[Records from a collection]
════════
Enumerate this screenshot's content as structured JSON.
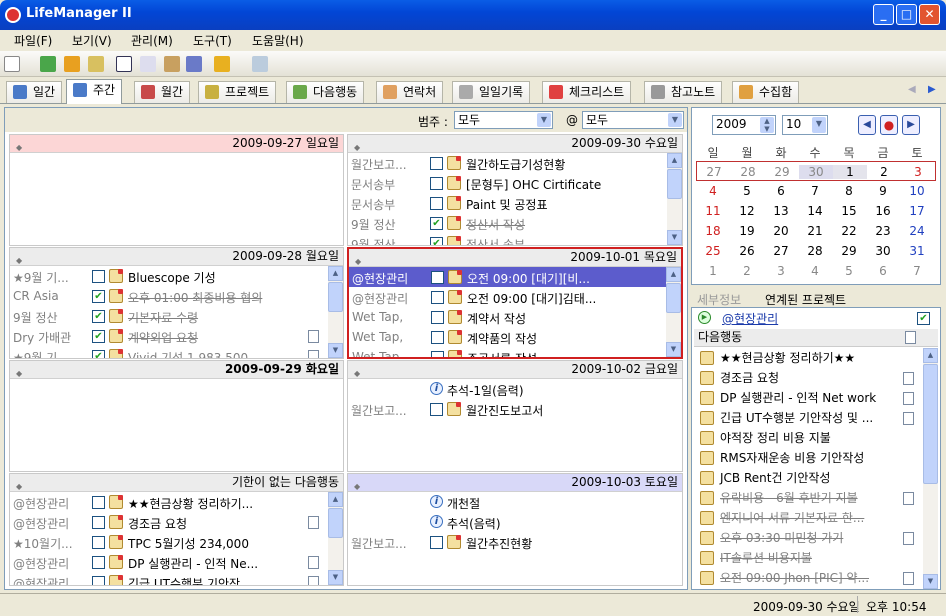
{
  "app": {
    "title": "LifeManager II"
  },
  "menu": [
    "파일(F)",
    "보기(V)",
    "관리(M)",
    "도구(T)",
    "도움말(H)"
  ],
  "tabs": [
    "일간",
    "주간",
    "월간",
    "프로젝트",
    "다음행동",
    "연락처",
    "일일기록",
    "체크리스트",
    "참고노트",
    "수집함"
  ],
  "filter": {
    "label": "범주 :",
    "category": "모두",
    "at": "@",
    "context": "모두"
  },
  "days": {
    "d0927": {
      "title": "2009-09-27 일요일"
    },
    "d0928": {
      "title": "2009-09-28 월요일",
      "items": [
        {
          "cat": "★9월 기...",
          "text": "Bluescope 기성",
          "done": false
        },
        {
          "cat": "CR Asia",
          "text": "오후 01:00 최종비용 협의",
          "done": true
        },
        {
          "cat": "9월 정산",
          "text": "기본자료 수령",
          "done": true
        },
        {
          "cat": "Dry 가배관",
          "text": "계약외업 요청",
          "done": true
        },
        {
          "cat": "★9월 기",
          "text": "Vivid 기성 1,983,500",
          "done": true
        }
      ]
    },
    "d0929": {
      "title": "2009-09-29 화요일"
    },
    "d0930": {
      "title": "2009-09-30 수요일",
      "items": [
        {
          "cat": "월간보고...",
          "text": "월간하도급기성현황",
          "done": false
        },
        {
          "cat": "문서송부",
          "text": "[문형두] OHC Cirtificate",
          "done": false
        },
        {
          "cat": "문서송부",
          "text": "Paint 및 공정표",
          "done": false
        },
        {
          "cat": "9월 정산",
          "text": "정산서 작성",
          "done": true
        },
        {
          "cat": "9월 정산",
          "text": "정산서 송부",
          "done": true
        }
      ]
    },
    "d1001": {
      "title": "2009-10-01 목요일",
      "items": [
        {
          "cat": "@현장관리",
          "text": "오전 09:00 [대기][비...",
          "done": false
        },
        {
          "cat": "@현장관리",
          "text": "오전 09:00 [대기]김태...",
          "done": false
        },
        {
          "cat": "Wet Tap,",
          "text": "계약서 작성",
          "done": false
        },
        {
          "cat": "Wet Tap,",
          "text": "계약품의 작성",
          "done": false
        },
        {
          "cat": "Wet Tap",
          "text": "주공서류 작성",
          "done": false
        }
      ]
    },
    "d1002": {
      "title": "2009-10-02 금요일",
      "info": "추석-1일(음력)",
      "items": [
        {
          "cat": "월간보고...",
          "text": "월간진도보고서",
          "done": false
        }
      ]
    },
    "d1003": {
      "title": "2009-10-03 토요일",
      "info1": "개천절",
      "info2": "추석(음력)",
      "items": [
        {
          "cat": "월간보고...",
          "text": "월간추진현황",
          "done": false
        }
      ]
    },
    "nodate": {
      "title": "기한이 없는 다음행동",
      "items": [
        {
          "cat": "@현장관리",
          "text": "★★현금상황 정리하기..."
        },
        {
          "cat": "@현장관리",
          "text": "경조금 요청"
        },
        {
          "cat": "★10월기...",
          "text": "TPC 5월기성 234,000"
        },
        {
          "cat": "@현장관리",
          "text": "DP 실행관리 - 인적 Ne..."
        },
        {
          "cat": "@현장관리",
          "text": "긴급 UT수행분 기안작..."
        }
      ]
    }
  },
  "calendar": {
    "year": "2009",
    "month": "10",
    "weekdays": [
      "일",
      "월",
      "화",
      "수",
      "목",
      "금",
      "토"
    ],
    "weeks": [
      [
        "27",
        "28",
        "29",
        "30",
        "1",
        "2",
        "3"
      ],
      [
        "4",
        "5",
        "6",
        "7",
        "8",
        "9",
        "10"
      ],
      [
        "11",
        "12",
        "13",
        "14",
        "15",
        "16",
        "17"
      ],
      [
        "18",
        "19",
        "20",
        "21",
        "22",
        "23",
        "24"
      ],
      [
        "25",
        "26",
        "27",
        "28",
        "29",
        "30",
        "31"
      ],
      [
        "1",
        "2",
        "3",
        "4",
        "5",
        "6",
        "7"
      ]
    ]
  },
  "right_tabs": [
    "세부정보",
    "연계된 프로젝트"
  ],
  "project": {
    "name": "@현장관리",
    "list_header": "다음행동",
    "items": [
      {
        "text": "★★현금상황 정리하기★★",
        "done": false
      },
      {
        "text": "경조금 요청",
        "done": false
      },
      {
        "text": "DP 실행관리 - 인적 Net work",
        "done": false
      },
      {
        "text": "긴급 UT수행분 기안작성 및 ...",
        "done": false
      },
      {
        "text": "야적장 정리 비용 지불",
        "done": false
      },
      {
        "text": "RMS자재운송 비용 기안작성",
        "done": false
      },
      {
        "text": "JCB Rent건 기안작성",
        "done": false
      },
      {
        "text": "유락비용 - 6월 후반기 지불",
        "done": true
      },
      {
        "text": "엔지니어 서류 기본자료 한...",
        "done": true
      },
      {
        "text": "오후 03:30 미민청 가기",
        "done": true
      },
      {
        "text": "IT솔루션 비용지불",
        "done": true
      },
      {
        "text": "오전 09:00 Jhon [PIC] 약...",
        "done": true
      }
    ]
  },
  "status": {
    "date": "2009-09-30 수요일",
    "time": "오후 10:54"
  }
}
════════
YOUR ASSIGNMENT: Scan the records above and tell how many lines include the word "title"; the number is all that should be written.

RESPONSE TO THE TASK: 9